Whenever the string "Série" turns up in a line below, that line should be copied.

******************************

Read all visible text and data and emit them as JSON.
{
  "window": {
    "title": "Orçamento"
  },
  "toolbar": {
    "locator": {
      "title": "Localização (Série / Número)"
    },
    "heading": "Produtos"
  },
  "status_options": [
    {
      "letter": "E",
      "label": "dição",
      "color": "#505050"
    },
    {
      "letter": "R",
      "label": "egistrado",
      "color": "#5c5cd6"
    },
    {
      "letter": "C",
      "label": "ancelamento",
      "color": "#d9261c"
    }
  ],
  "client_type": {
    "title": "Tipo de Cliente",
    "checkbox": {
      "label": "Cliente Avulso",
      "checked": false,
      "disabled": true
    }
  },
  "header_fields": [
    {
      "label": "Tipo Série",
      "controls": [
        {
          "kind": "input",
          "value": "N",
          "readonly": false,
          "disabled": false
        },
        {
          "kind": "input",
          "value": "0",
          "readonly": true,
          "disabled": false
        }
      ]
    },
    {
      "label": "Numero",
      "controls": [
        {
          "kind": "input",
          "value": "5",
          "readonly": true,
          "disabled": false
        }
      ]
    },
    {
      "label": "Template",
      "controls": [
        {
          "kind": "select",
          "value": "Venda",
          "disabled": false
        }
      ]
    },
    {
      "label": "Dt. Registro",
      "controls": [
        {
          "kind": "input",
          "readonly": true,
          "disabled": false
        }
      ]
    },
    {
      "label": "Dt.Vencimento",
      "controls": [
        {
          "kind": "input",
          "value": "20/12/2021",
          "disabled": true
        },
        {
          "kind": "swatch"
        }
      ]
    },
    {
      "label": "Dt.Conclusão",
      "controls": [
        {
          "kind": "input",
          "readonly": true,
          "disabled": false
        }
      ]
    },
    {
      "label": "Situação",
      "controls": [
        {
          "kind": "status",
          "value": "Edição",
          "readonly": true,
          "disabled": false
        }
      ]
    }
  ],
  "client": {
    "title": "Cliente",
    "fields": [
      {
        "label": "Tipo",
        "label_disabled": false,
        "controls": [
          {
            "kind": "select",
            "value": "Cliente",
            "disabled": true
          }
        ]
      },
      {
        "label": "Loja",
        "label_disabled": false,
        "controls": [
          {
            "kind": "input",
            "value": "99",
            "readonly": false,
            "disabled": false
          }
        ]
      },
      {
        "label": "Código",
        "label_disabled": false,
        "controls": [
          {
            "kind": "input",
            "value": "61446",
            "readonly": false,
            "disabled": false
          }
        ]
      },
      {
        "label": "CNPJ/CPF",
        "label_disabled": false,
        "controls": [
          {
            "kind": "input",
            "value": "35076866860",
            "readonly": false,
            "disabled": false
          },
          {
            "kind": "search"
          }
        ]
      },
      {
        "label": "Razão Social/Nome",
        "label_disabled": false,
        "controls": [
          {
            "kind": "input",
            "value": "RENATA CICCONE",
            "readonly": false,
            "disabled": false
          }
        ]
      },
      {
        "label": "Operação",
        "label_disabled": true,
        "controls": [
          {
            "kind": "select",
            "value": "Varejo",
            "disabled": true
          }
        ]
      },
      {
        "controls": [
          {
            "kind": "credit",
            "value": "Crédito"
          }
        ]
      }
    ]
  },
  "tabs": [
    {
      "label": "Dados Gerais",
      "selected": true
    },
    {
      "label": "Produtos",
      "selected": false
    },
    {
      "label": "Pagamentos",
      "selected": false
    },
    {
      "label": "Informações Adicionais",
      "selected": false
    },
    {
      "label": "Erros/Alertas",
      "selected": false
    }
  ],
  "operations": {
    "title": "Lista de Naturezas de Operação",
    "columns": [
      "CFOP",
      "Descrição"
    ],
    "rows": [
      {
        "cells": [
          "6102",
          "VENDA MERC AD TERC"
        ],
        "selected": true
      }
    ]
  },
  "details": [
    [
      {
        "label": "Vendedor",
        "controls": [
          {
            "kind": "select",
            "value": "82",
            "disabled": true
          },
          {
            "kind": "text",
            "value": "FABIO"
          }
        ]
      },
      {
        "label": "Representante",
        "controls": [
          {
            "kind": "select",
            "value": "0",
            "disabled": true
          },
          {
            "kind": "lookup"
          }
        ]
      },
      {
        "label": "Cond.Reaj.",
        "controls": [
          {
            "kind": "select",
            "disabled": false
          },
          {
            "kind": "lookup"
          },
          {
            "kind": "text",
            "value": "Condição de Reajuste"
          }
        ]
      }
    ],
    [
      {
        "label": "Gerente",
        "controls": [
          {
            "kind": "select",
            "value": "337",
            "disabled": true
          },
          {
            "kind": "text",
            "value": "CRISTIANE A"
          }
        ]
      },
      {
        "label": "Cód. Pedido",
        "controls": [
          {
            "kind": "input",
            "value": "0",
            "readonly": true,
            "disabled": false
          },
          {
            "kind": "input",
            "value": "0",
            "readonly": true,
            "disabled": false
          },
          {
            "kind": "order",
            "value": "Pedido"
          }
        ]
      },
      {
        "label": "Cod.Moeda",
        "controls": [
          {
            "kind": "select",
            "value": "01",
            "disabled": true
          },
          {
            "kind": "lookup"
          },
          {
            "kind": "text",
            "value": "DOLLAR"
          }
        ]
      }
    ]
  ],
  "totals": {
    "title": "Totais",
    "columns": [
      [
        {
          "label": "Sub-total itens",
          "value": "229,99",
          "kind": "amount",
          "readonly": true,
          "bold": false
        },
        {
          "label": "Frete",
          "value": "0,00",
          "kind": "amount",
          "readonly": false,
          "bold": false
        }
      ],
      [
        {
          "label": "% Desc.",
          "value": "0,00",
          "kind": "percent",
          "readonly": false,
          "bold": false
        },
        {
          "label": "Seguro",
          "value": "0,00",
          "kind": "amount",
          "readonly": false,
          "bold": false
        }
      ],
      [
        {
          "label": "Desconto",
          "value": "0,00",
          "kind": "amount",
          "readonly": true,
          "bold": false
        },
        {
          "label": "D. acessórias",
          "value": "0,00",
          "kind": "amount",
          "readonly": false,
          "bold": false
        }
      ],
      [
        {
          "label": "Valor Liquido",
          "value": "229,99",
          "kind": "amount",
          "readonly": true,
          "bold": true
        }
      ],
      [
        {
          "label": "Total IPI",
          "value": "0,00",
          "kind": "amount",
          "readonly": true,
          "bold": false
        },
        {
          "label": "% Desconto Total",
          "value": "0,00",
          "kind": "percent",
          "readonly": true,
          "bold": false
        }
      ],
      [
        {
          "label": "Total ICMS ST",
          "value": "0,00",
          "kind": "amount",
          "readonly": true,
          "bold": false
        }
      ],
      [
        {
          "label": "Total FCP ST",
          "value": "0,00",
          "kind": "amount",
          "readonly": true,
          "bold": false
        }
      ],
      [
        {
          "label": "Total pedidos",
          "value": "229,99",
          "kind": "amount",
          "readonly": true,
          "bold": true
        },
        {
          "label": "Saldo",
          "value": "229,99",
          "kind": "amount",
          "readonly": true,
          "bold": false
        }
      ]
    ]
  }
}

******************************

* Task solution *
      "title": "Localização (Série / Número)"
      "label": "Tipo Série",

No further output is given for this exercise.